Collected data entries

* * *

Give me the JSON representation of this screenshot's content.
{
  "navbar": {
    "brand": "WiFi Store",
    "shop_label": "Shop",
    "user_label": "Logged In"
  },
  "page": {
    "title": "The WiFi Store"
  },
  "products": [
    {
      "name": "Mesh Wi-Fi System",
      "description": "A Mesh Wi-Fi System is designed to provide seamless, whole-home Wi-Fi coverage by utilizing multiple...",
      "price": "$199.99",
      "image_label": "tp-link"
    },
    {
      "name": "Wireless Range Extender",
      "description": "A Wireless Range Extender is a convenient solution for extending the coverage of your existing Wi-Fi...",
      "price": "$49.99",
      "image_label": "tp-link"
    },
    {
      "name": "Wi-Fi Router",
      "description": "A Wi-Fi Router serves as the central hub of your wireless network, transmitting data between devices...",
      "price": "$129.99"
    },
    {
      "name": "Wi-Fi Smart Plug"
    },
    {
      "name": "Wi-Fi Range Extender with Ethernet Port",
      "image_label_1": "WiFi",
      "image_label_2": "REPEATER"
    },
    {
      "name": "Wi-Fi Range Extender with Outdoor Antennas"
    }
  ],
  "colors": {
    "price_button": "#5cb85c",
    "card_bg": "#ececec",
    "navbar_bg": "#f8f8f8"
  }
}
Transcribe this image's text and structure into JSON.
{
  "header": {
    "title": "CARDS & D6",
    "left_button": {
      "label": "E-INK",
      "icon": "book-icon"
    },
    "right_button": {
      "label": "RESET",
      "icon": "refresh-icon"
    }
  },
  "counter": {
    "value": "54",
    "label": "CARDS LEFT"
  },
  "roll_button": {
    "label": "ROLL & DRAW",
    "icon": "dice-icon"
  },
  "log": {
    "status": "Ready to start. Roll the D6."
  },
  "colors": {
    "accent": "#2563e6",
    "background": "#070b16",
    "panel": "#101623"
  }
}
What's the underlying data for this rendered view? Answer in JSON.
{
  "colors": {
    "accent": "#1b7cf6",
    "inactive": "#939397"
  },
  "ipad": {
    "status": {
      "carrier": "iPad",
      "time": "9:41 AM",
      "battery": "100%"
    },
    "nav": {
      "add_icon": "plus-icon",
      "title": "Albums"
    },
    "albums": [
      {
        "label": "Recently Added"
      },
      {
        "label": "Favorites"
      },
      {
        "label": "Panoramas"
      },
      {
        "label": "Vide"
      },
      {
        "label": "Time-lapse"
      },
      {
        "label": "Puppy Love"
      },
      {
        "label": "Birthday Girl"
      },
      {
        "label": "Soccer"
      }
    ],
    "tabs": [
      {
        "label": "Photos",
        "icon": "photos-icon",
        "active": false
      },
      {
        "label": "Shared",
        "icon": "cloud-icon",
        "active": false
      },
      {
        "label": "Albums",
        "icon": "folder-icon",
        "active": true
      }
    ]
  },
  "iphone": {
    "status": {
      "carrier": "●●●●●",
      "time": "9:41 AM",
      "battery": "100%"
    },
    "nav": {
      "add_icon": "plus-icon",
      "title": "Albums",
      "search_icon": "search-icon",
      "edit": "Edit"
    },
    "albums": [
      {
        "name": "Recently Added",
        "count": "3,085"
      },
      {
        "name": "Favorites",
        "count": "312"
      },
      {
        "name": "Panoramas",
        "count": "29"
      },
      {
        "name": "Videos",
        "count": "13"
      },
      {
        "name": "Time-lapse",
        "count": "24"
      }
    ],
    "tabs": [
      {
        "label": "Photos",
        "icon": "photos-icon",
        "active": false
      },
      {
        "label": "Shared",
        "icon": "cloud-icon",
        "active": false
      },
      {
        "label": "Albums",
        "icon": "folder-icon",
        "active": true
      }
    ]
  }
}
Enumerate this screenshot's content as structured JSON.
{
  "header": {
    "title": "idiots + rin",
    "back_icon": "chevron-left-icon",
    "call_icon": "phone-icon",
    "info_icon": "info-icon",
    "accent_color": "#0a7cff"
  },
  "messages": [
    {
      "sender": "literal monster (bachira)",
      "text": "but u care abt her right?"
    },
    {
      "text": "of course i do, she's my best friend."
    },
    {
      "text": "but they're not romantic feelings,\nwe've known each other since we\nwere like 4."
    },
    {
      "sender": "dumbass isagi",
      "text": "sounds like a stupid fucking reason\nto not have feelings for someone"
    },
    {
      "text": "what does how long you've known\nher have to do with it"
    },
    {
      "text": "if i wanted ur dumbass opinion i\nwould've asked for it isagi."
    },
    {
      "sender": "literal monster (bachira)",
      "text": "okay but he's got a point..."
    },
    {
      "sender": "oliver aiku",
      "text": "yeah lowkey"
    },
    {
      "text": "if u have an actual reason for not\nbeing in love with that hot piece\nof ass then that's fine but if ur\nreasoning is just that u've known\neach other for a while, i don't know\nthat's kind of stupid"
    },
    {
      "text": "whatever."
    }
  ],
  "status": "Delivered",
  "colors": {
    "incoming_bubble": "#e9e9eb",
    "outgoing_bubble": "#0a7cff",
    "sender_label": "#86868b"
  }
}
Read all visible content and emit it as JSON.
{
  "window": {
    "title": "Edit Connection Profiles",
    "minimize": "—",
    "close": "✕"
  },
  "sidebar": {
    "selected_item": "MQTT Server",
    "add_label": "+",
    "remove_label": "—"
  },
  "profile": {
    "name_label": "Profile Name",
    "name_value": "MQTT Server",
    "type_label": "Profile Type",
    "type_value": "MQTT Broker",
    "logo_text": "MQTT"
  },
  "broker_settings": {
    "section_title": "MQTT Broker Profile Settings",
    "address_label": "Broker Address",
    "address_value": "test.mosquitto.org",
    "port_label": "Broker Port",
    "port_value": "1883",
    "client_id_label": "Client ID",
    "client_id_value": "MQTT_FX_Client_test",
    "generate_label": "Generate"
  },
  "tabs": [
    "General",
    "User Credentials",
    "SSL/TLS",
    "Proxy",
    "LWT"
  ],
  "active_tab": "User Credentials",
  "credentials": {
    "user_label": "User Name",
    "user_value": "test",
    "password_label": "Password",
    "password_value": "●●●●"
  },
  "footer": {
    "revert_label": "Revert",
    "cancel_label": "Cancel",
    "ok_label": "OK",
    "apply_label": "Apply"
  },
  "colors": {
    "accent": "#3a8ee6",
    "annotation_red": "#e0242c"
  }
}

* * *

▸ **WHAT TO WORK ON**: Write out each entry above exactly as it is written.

▸ **SOLUTION TO THIS PROBLEM**:
Give me the JSON representation of this screenshot's content.
{
  "navbar": {
    "brand": "WiFi Store",
    "shop_label": "Shop",
    "user_label": "Logged In"
  },
  "page": {
    "title": "The WiFi Store"
  },
  "products": [
    {
      "name": "Mesh Wi-Fi System",
      "description": "A Mesh Wi-Fi System is designed to provide seamless, whole-home Wi-Fi coverage by utilizing multiple...",
      "price": "$199.99",
      "image_label": "tp-link"
    },
    {
      "name": "Wireless Range Extender",
      "description": "A Wireless Range Extender is a convenient solution for extending the coverage of your existing Wi-Fi...",
      "price": "$49.99",
      "image_label": "tp-link"
    },
    {
      "name": "Wi-Fi Router",
      "description": "A Wi-Fi Router serves as the central hub of your wireless network, transmitting data between devices...",
      "price": "$129.99"
    },
    {
      "name": "Wi-Fi Smart Plug"
    },
    {
      "name": "Wi-Fi Range Extender with Ethernet Port",
      "image_label_1": "WiFi",
      "image_label_2": "REPEATER"
    },
    {
      "name": "Wi-Fi Range Extender with Outdoor Antennas"
    }
  ],
  "colors": {
    "price_button": "#5cb85c",
    "card_bg": "#ececec",
    "navbar_bg": "#f8f8f8"
  }
}
Transcribe this image's text and structure into JSON.
{
  "header": {
    "title": "CARDS & D6",
    "left_button": {
      "label": "E-INK",
      "icon": "book-icon"
    },
    "right_button": {
      "label": "RESET",
      "icon": "refresh-icon"
    }
  },
  "counter": {
    "value": "54",
    "label": "CARDS LEFT"
  },
  "roll_button": {
    "label": "ROLL & DRAW",
    "icon": "dice-icon"
  },
  "log": {
    "status": "Ready to start. Roll the D6."
  },
  "colors": {
    "accent": "#2563e6",
    "background": "#070b16",
    "panel": "#101623"
  }
}
What's the underlying data for this rendered view? Answer in JSON.
{
  "colors": {
    "accent": "#1b7cf6",
    "inactive": "#939397"
  },
  "ipad": {
    "status": {
      "carrier": "iPad",
      "time": "9:41 AM",
      "battery": "100%"
    },
    "nav": {
      "add_icon": "plus-icon",
      "title": "Albums"
    },
    "albums": [
      {
        "label": "Recently Added"
      },
      {
        "label": "Favorites"
      },
      {
        "label": "Panoramas"
      },
      {
        "label": "Vide"
      },
      {
        "label": "Time-lapse"
      },
      {
        "label": "Puppy Love"
      },
      {
        "label": "Birthday Girl"
      },
      {
        "label": "Soccer"
      }
    ],
    "tabs": [
      {
        "label": "Photos",
        "icon": "photos-icon",
        "active": false
      },
      {
        "label": "Shared",
        "icon": "cloud-icon",
        "active": false
      },
      {
        "label": "Albums",
        "icon": "folder-icon",
        "active": true
      }
    ]
  },
  "iphone": {
    "status": {
      "carrier": "●●●●●",
      "time": "9:41 AM",
      "battery": "100%"
    },
    "nav": {
      "add_icon": "plus-icon",
      "title": "Albums",
      "search_icon": "search-icon",
      "edit": "Edit"
    },
    "albums": [
      {
        "name": "Recently Added",
        "count": "3,085"
      },
      {
        "name": "Favorites",
        "count": "312"
      },
      {
        "name": "Panoramas",
        "count": "29"
      },
      {
        "name": "Videos",
        "count": "13"
      },
      {
        "name": "Time-lapse",
        "count": "24"
      }
    ],
    "tabs": [
      {
        "label": "Photos",
        "icon": "photos-icon",
        "active": false
      },
      {
        "label": "Shared",
        "icon": "cloud-icon",
        "active": false
      },
      {
        "label": "Albums",
        "icon": "folder-icon",
        "active": true
      }
    ]
  }
}
Enumerate this screenshot's content as structured JSON.
{
  "header": {
    "title": "idiots + rin",
    "back_icon": "chevron-left-icon",
    "call_icon": "phone-icon",
    "info_icon": "info-icon",
    "accent_color": "#0a7cff"
  },
  "messages": [
    {
      "sender": "literal monster (bachira)",
      "text": "but u care abt her right?"
    },
    {
      "text": "of course i do, she's my best friend."
    },
    {
      "text": "but they're not romantic feelings,\nwe've known each other since we\nwere like 4."
    },
    {
      "sender": "dumbass isagi",
      "text": "sounds like a stupid fucking reason\nto not have feelings for someone"
    },
    {
      "text": "what does how long you've known\nher have to do with it"
    },
    {
      "text": "if i wanted ur dumbass opinion i\nwould've asked for it isagi."
    },
    {
      "sender": "literal monster (bachira)",
      "text": "okay but he's got a point..."
    },
    {
      "sender": "oliver aiku",
      "text": "yeah lowkey"
    },
    {
      "text": "if u have an actual reason for not\nbeing in love with that hot piece\nof ass then that's fine but if ur\nreasoning is just that u've known\neach other for a while, i don't know\nthat's kind of stupid"
    },
    {
      "text": "whatever."
    }
  ],
  "status": "Delivered",
  "colors": {
    "incoming_bubble": "#e9e9eb",
    "outgoing_bubble": "#0a7cff",
    "sender_label": "#86868b"
  }
}
Read all visible content and emit it as JSON.
{
  "window": {
    "title": "Edit Connection Profiles",
    "minimize": "—",
    "close": "✕"
  },
  "sidebar": {
    "selected_item": "MQTT Server",
    "add_label": "+",
    "remove_label": "—"
  },
  "profile": {
    "name_label": "Profile Name",
    "name_value": "MQTT Server",
    "type_label": "Profile Type",
    "type_value": "MQTT Broker",
    "logo_text": "MQTT"
  },
  "broker_settings": {
    "section_title": "MQTT Broker Profile Settings",
    "address_label": "Broker Address",
    "address_value": "test.mosquitto.org",
    "port_label": "Broker Port",
    "port_value": "1883",
    "client_id_label": "Client ID",
    "client_id_value": "MQTT_FX_Client_test",
    "generate_label": "Generate"
  },
  "tabs": [
    "General",
    "User Credentials",
    "SSL/TLS",
    "Proxy",
    "LWT"
  ],
  "active_tab": "User Credentials",
  "credentials": {
    "user_label": "User Name",
    "user_value": "test",
    "password_label": "Password",
    "password_value": "●●●●"
  },
  "footer": {
    "revert_label": "Revert",
    "cancel_label": "Cancel",
    "ok_label": "OK",
    "apply_label": "Apply"
  },
  "colors": {
    "accent": "#3a8ee6",
    "annotation_red": "#e0242c"
  }
}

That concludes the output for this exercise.